But then, what cake isn't?

Rhododendron Chamomile Cake (inspired by Joy the Baker Cookbook)
Makes 1 double layer 9 inch cake

1 stick unsalted butter, softened
2 cups all-purpose flour
1 1/2 cups granulated sugar
2 teaspoons baking powder
1 teaspoon baking soda
2 pinches of salt
6 tablespoons dried chamomile (I got mine from tea bags)
1 cup milk
2 large eggs
2 teaspoons pure vanilla extract

Place a rack in the upper third of the oven and preheat oven to 325 degrees F.  Grease and flour two 9x2 inch cake pans.

In the bowl of an electric stand mixer fitted with a paddle attachment, cream together butter, flour, sugar, baking powder, baking soda, pinches of salt, and chamomile leaves.  Mix on medium speed until the mixture is slightly coarse and sandy.  This takes about 5 minutes.

While the mixture beats, in a small bowl, whisk together milk, egg, and vanilla extract.

Pour half of the milk mixture into the flour mixture.  Beat until just incorporated.  Pour in the remaining milk mixture, turn the mixer up to medium-high speed and beat for 1 minutes, until well blended.

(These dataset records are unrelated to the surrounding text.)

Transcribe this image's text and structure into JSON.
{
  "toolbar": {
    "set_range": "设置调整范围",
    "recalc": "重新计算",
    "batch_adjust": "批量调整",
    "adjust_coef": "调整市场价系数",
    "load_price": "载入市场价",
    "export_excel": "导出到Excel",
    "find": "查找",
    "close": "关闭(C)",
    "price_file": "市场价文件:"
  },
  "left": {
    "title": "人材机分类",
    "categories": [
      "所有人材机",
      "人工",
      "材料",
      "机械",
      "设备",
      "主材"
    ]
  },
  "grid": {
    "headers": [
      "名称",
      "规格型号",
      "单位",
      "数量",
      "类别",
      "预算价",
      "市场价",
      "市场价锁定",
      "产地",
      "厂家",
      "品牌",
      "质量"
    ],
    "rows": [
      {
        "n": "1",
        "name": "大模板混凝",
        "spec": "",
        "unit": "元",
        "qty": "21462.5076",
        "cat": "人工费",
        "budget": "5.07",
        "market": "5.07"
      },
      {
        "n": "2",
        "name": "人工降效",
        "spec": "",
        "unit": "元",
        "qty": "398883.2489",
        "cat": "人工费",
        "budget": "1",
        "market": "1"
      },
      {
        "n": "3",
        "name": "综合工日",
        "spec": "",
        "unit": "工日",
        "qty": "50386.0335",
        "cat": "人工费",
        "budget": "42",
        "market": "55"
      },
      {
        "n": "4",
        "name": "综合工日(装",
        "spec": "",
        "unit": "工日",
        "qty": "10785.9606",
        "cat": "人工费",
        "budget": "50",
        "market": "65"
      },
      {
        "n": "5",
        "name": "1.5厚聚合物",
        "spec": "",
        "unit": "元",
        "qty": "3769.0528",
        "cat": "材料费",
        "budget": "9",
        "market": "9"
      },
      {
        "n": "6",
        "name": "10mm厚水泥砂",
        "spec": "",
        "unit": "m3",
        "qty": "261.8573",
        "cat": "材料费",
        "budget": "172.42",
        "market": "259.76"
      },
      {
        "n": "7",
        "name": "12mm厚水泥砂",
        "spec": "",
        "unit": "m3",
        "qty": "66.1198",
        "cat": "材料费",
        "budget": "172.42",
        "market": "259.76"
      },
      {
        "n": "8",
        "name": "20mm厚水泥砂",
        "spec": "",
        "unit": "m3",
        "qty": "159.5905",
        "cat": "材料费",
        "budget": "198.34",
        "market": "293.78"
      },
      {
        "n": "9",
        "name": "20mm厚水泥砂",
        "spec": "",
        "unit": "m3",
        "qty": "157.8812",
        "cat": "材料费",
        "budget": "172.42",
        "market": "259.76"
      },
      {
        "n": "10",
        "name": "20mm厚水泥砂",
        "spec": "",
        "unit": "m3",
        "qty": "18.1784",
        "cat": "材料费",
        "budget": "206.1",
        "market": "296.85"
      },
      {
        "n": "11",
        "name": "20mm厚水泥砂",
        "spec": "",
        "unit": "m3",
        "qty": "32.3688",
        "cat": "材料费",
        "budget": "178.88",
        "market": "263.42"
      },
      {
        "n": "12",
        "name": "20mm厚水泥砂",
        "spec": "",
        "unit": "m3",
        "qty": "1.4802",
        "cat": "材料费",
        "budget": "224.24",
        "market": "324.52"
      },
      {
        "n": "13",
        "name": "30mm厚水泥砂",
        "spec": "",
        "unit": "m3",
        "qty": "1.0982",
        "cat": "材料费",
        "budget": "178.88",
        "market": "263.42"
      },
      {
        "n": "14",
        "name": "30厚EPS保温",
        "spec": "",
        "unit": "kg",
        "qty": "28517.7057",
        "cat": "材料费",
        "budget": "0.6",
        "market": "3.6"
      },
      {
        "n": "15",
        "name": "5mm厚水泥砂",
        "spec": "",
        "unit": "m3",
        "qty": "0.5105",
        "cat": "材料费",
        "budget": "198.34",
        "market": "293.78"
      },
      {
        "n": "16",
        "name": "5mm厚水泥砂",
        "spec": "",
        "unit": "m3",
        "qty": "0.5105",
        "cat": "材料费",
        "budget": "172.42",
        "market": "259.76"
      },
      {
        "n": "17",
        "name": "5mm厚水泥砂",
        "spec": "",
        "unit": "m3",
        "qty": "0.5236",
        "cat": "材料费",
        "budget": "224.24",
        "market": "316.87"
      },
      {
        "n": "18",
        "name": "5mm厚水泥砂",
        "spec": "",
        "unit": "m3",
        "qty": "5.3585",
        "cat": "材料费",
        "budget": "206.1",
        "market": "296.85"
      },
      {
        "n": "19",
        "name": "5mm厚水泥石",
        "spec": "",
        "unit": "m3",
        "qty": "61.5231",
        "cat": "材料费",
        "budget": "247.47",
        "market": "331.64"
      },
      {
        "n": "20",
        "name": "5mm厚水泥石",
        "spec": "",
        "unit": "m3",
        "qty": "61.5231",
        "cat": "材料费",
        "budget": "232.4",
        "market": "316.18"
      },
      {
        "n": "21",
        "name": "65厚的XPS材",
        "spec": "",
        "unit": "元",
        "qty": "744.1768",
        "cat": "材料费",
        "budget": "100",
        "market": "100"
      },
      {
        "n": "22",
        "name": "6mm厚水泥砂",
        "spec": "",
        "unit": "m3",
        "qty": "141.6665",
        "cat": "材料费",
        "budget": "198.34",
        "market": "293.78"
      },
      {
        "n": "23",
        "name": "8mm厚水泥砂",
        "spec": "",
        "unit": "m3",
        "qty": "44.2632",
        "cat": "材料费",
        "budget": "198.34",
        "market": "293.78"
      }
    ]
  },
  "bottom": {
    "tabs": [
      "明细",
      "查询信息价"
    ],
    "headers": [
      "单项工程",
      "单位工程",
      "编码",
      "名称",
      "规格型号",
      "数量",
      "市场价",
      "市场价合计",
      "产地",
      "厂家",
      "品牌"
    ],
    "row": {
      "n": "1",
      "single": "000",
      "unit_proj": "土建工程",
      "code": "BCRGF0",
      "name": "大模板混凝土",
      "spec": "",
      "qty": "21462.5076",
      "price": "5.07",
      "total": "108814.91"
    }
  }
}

Divide the batter between the prepared pans.  Bake for 17-25 minutes (I know that's a big range, mine took longer than I expected though), or until a skewer inserted in the center comes out clean.  Remove from the oven and allow to cool in the pan for 10 minutes.  Remove the cakes from the pan to cool completely before frosting. 

For frosting I used this buttercream coated with fondant.

What I Did in San Francisco

I love weddings.

And the wedding of a dear friend is even better.

Especially when you like the groom (not always the case, right?).

Especially when that friend has great taste and knows how to throw a good party.

But weddings are also kind of tough, because they are sort of like goodbyes.  Goodbye to a way of life.

But they are also hellos, too.  Hello to a new way of living and a bright future.

In other words, I never really got why people cry at weddings until I watched my best friend get hitched under some redwoods one California evening.

Anyway.  Don't lets get all sappy now.  This blog is about food, after all.

And I got to make the cupcakes.

Lime, berry, vanilla and lavender.  Fun with frosting colors, and something for everyone.

Plus those little edible pearl things.  Edible pearl things!  Brilliant!

Happy wedding, old friend.  Thanks for letting me be a part of it.